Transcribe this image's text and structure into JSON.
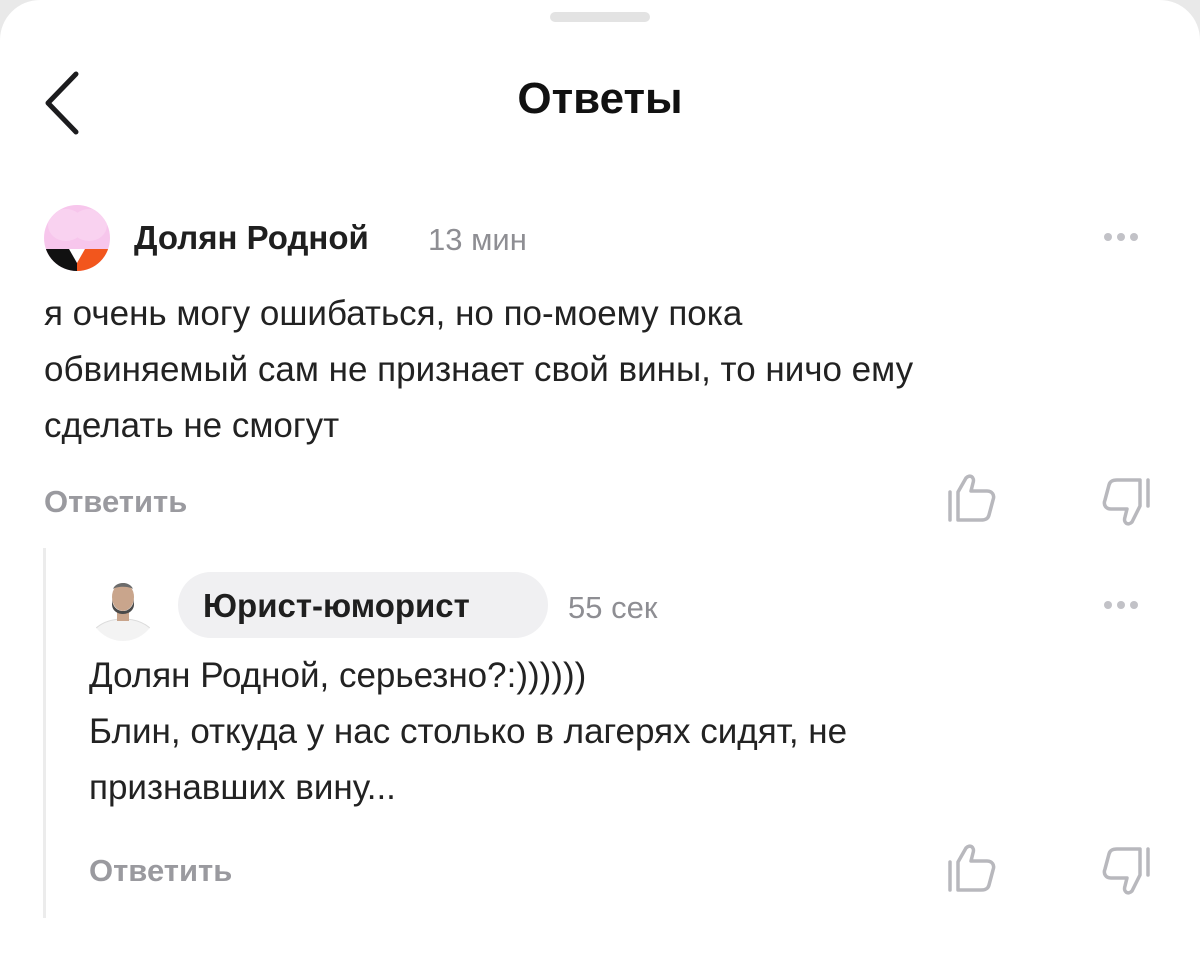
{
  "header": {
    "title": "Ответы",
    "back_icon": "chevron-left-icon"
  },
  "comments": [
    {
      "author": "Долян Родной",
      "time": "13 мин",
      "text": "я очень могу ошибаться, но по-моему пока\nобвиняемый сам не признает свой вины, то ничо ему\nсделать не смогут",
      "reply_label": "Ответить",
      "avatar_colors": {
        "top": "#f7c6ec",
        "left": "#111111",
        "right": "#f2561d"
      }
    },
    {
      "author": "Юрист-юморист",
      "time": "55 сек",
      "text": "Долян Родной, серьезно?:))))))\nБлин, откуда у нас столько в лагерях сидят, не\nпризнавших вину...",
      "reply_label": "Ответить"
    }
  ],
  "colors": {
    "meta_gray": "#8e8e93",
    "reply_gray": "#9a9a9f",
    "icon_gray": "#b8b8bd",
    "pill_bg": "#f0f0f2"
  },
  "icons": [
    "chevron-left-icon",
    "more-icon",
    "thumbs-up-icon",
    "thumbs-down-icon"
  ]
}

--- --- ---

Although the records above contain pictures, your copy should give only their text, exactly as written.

Transcribe this image's text and structure into JSON.
{
  "header": {
    "title": "Ответы",
    "back_icon": "chevron-left-icon"
  },
  "comments": [
    {
      "author": "Долян Родной",
      "time": "13 мин",
      "text": "я очень могу ошибаться, но по-моему пока\nобвиняемый сам не признает свой вины, то ничо ему\nсделать не смогут",
      "reply_label": "Ответить",
      "avatar_colors": {
        "top": "#f7c6ec",
        "left": "#111111",
        "right": "#f2561d"
      }
    },
    {
      "author": "Юрист-юморист",
      "time": "55 сек",
      "text": "Долян Родной, серьезно?:))))))\nБлин, откуда у нас столько в лагерях сидят, не\nпризнавших вину...",
      "reply_label": "Ответить"
    }
  ],
  "colors": {
    "meta_gray": "#8e8e93",
    "reply_gray": "#9a9a9f",
    "icon_gray": "#b8b8bd",
    "pill_bg": "#f0f0f2"
  },
  "icons": [
    "chevron-left-icon",
    "more-icon",
    "thumbs-up-icon",
    "thumbs-down-icon"
  ]
}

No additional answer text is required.